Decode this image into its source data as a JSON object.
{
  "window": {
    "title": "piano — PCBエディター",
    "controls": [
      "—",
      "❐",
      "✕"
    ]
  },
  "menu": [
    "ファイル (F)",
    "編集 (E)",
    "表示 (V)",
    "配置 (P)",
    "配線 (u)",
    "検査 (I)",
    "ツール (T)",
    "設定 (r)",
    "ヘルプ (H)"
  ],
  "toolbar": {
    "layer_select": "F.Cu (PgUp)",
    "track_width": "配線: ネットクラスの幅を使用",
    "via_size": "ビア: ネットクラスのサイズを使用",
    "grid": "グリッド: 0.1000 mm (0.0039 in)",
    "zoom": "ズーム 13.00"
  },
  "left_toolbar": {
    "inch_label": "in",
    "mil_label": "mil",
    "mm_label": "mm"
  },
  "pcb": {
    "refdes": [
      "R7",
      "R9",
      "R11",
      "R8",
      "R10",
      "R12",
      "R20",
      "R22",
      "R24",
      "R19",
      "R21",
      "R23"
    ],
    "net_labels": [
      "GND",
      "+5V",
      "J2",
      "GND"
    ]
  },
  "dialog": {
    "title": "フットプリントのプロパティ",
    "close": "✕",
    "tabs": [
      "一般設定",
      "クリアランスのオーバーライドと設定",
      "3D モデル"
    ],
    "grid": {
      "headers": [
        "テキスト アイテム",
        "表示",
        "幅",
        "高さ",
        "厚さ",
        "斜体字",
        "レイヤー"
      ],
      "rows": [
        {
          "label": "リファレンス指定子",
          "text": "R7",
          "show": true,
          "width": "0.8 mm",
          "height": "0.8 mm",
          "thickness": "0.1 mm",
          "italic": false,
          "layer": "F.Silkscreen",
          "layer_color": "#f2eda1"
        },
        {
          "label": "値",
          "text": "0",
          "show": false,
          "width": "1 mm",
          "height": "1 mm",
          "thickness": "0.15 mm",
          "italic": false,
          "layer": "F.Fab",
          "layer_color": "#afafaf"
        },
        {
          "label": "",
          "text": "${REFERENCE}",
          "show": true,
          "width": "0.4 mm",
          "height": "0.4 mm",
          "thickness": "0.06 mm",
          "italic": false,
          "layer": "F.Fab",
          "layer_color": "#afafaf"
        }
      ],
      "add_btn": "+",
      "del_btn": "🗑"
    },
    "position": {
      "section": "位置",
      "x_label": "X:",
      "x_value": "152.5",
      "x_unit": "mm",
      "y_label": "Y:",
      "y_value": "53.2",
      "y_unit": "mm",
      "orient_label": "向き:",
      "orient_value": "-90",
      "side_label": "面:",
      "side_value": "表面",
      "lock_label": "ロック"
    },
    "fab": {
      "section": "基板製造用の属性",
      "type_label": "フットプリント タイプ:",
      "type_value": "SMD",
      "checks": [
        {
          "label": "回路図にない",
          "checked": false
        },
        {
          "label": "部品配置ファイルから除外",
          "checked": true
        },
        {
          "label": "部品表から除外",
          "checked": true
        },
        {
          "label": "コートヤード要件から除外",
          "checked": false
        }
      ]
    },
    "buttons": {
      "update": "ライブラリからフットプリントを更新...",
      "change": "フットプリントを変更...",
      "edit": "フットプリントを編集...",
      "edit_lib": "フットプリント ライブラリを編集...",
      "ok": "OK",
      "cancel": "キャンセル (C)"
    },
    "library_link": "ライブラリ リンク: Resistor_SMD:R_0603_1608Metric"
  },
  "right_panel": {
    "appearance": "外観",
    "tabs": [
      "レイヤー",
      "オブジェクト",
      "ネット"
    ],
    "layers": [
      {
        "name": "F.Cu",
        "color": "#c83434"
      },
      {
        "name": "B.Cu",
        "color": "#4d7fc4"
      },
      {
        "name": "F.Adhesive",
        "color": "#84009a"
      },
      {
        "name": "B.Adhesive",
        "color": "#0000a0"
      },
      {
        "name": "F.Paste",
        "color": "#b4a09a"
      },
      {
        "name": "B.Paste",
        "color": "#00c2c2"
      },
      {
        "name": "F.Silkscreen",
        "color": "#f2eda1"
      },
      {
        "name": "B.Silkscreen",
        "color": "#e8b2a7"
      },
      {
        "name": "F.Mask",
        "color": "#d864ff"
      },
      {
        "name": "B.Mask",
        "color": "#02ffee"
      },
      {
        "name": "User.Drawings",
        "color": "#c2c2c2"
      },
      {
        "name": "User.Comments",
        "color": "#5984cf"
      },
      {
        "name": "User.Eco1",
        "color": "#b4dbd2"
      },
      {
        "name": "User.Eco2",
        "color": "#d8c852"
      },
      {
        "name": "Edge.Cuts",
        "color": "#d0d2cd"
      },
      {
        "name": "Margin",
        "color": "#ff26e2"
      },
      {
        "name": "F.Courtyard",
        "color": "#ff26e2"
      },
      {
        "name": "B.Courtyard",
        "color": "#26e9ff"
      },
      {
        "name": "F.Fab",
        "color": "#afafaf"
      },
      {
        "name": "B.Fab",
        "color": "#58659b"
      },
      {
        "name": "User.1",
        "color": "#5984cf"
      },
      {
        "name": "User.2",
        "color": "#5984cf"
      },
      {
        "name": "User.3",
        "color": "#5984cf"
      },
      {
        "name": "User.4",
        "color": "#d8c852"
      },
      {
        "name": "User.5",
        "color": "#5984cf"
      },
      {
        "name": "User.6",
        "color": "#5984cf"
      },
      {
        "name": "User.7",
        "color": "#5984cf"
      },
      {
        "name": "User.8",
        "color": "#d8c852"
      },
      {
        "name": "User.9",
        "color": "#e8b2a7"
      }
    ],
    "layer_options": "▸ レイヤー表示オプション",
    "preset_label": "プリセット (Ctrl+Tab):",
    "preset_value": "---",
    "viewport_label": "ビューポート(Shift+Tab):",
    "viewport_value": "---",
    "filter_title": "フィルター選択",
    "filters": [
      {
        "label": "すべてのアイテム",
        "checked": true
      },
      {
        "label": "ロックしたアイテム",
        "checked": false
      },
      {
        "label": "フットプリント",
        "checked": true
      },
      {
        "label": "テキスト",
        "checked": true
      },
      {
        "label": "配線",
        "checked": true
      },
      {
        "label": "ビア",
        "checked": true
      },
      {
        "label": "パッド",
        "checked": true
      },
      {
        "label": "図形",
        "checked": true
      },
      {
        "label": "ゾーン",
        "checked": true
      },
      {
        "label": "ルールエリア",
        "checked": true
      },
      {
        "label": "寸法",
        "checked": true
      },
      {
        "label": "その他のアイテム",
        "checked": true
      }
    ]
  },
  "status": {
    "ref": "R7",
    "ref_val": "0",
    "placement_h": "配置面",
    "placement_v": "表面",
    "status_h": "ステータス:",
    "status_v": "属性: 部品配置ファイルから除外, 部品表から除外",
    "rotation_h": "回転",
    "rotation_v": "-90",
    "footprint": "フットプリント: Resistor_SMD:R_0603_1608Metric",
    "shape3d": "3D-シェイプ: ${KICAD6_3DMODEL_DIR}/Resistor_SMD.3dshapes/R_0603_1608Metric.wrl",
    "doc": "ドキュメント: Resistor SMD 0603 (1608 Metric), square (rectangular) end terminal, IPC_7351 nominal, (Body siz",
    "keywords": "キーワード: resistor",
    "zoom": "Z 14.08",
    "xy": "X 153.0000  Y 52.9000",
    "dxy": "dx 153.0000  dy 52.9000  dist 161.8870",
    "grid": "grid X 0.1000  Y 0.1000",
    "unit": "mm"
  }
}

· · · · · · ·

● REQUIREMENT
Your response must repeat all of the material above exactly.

● ANSWER FOR THIS EXERCISE
Decode this image into its source data as a JSON object.
{
  "window": {
    "title": "piano — PCBエディター",
    "controls": [
      "—",
      "❐",
      "✕"
    ]
  },
  "menu": [
    "ファイル (F)",
    "編集 (E)",
    "表示 (V)",
    "配置 (P)",
    "配線 (u)",
    "検査 (I)",
    "ツール (T)",
    "設定 (r)",
    "ヘルプ (H)"
  ],
  "toolbar": {
    "layer_select": "F.Cu (PgUp)",
    "track_width": "配線: ネットクラスの幅を使用",
    "via_size": "ビア: ネットクラスのサイズを使用",
    "grid": "グリッド: 0.1000 mm (0.0039 in)",
    "zoom": "ズーム 13.00"
  },
  "left_toolbar": {
    "inch_label": "in",
    "mil_label": "mil",
    "mm_label": "mm"
  },
  "pcb": {
    "refdes": [
      "R7",
      "R9",
      "R11",
      "R8",
      "R10",
      "R12",
      "R20",
      "R22",
      "R24",
      "R19",
      "R21",
      "R23"
    ],
    "net_labels": [
      "GND",
      "+5V",
      "J2",
      "GND"
    ]
  },
  "dialog": {
    "title": "フットプリントのプロパティ",
    "close": "✕",
    "tabs": [
      "一般設定",
      "クリアランスのオーバーライドと設定",
      "3D モデル"
    ],
    "grid": {
      "headers": [
        "テキスト アイテム",
        "表示",
        "幅",
        "高さ",
        "厚さ",
        "斜体字",
        "レイヤー"
      ],
      "rows": [
        {
          "label": "リファレンス指定子",
          "text": "R7",
          "show": true,
          "width": "0.8 mm",
          "height": "0.8 mm",
          "thickness": "0.1 mm",
          "italic": false,
          "layer": "F.Silkscreen",
          "layer_color": "#f2eda1"
        },
        {
          "label": "値",
          "text": "0",
          "show": false,
          "width": "1 mm",
          "height": "1 mm",
          "thickness": "0.15 mm",
          "italic": false,
          "layer": "F.Fab",
          "layer_color": "#afafaf"
        },
        {
          "label": "",
          "text": "${REFERENCE}",
          "show": true,
          "width": "0.4 mm",
          "height": "0.4 mm",
          "thickness": "0.06 mm",
          "italic": false,
          "layer": "F.Fab",
          "layer_color": "#afafaf"
        }
      ],
      "add_btn": "+",
      "del_btn": "🗑"
    },
    "position": {
      "section": "位置",
      "x_label": "X:",
      "x_value": "152.5",
      "x_unit": "mm",
      "y_label": "Y:",
      "y_value": "53.2",
      "y_unit": "mm",
      "orient_label": "向き:",
      "orient_value": "-90",
      "side_label": "面:",
      "side_value": "表面",
      "lock_label": "ロック"
    },
    "fab": {
      "section": "基板製造用の属性",
      "type_label": "フットプリント タイプ:",
      "type_value": "SMD",
      "checks": [
        {
          "label": "回路図にない",
          "checked": false
        },
        {
          "label": "部品配置ファイルから除外",
          "checked": true
        },
        {
          "label": "部品表から除外",
          "checked": true
        },
        {
          "label": "コートヤード要件から除外",
          "checked": false
        }
      ]
    },
    "buttons": {
      "update": "ライブラリからフットプリントを更新...",
      "change": "フットプリントを変更...",
      "edit": "フットプリントを編集...",
      "edit_lib": "フットプリント ライブラリを編集...",
      "ok": "OK",
      "cancel": "キャンセル (C)"
    },
    "library_link": "ライブラリ リンク: Resistor_SMD:R_0603_1608Metric"
  },
  "right_panel": {
    "appearance": "外観",
    "tabs": [
      "レイヤー",
      "オブジェクト",
      "ネット"
    ],
    "layers": [
      {
        "name": "F.Cu",
        "color": "#c83434"
      },
      {
        "name": "B.Cu",
        "color": "#4d7fc4"
      },
      {
        "name": "F.Adhesive",
        "color": "#84009a"
      },
      {
        "name": "B.Adhesive",
        "color": "#0000a0"
      },
      {
        "name": "F.Paste",
        "color": "#b4a09a"
      },
      {
        "name": "B.Paste",
        "color": "#00c2c2"
      },
      {
        "name": "F.Silkscreen",
        "color": "#f2eda1"
      },
      {
        "name": "B.Silkscreen",
        "color": "#e8b2a7"
      },
      {
        "name": "F.Mask",
        "color": "#d864ff"
      },
      {
        "name": "B.Mask",
        "color": "#02ffee"
      },
      {
        "name": "User.Drawings",
        "color": "#c2c2c2"
      },
      {
        "name": "User.Comments",
        "color": "#5984cf"
      },
      {
        "name": "User.Eco1",
        "color": "#b4dbd2"
      },
      {
        "name": "User.Eco2",
        "color": "#d8c852"
      },
      {
        "name": "Edge.Cuts",
        "color": "#d0d2cd"
      },
      {
        "name": "Margin",
        "color": "#ff26e2"
      },
      {
        "name": "F.Courtyard",
        "color": "#ff26e2"
      },
      {
        "name": "B.Courtyard",
        "color": "#26e9ff"
      },
      {
        "name": "F.Fab",
        "color": "#afafaf"
      },
      {
        "name": "B.Fab",
        "color": "#58659b"
      },
      {
        "name": "User.1",
        "color": "#5984cf"
      },
      {
        "name": "User.2",
        "color": "#5984cf"
      },
      {
        "name": "User.3",
        "color": "#5984cf"
      },
      {
        "name": "User.4",
        "color": "#d8c852"
      },
      {
        "name": "User.5",
        "color": "#5984cf"
      },
      {
        "name": "User.6",
        "color": "#5984cf"
      },
      {
        "name": "User.7",
        "color": "#5984cf"
      },
      {
        "name": "User.8",
        "color": "#d8c852"
      },
      {
        "name": "User.9",
        "color": "#e8b2a7"
      }
    ],
    "layer_options": "▸ レイヤー表示オプション",
    "preset_label": "プリセット (Ctrl+Tab):",
    "preset_value": "---",
    "viewport_label": "ビューポート(Shift+Tab):",
    "viewport_value": "---",
    "filter_title": "フィルター選択",
    "filters": [
      {
        "label": "すべてのアイテム",
        "checked": true
      },
      {
        "label": "ロックしたアイテム",
        "checked": false
      },
      {
        "label": "フットプリント",
        "checked": true
      },
      {
        "label": "テキスト",
        "checked": true
      },
      {
        "label": "配線",
        "checked": true
      },
      {
        "label": "ビア",
        "checked": true
      },
      {
        "label": "パッド",
        "checked": true
      },
      {
        "label": "図形",
        "checked": true
      },
      {
        "label": "ゾーン",
        "checked": true
      },
      {
        "label": "ルールエリア",
        "checked": true
      },
      {
        "label": "寸法",
        "checked": true
      },
      {
        "label": "その他のアイテム",
        "checked": true
      }
    ]
  },
  "status": {
    "ref": "R7",
    "ref_val": "0",
    "placement_h": "配置面",
    "placement_v": "表面",
    "status_h": "ステータス:",
    "status_v": "属性: 部品配置ファイルから除外, 部品表から除外",
    "rotation_h": "回転",
    "rotation_v": "-90",
    "footprint": "フットプリント: Resistor_SMD:R_0603_1608Metric",
    "shape3d": "3D-シェイプ: ${KICAD6_3DMODEL_DIR}/Resistor_SMD.3dshapes/R_0603_1608Metric.wrl",
    "doc": "ドキュメント: Resistor SMD 0603 (1608 Metric), square (rectangular) end terminal, IPC_7351 nominal, (Body siz",
    "keywords": "キーワード: resistor",
    "zoom": "Z 14.08",
    "xy": "X 153.0000  Y 52.9000",
    "dxy": "dx 153.0000  dy 52.9000  dist 161.8870",
    "grid": "grid X 0.1000  Y 0.1000",
    "unit": "mm"
  }
}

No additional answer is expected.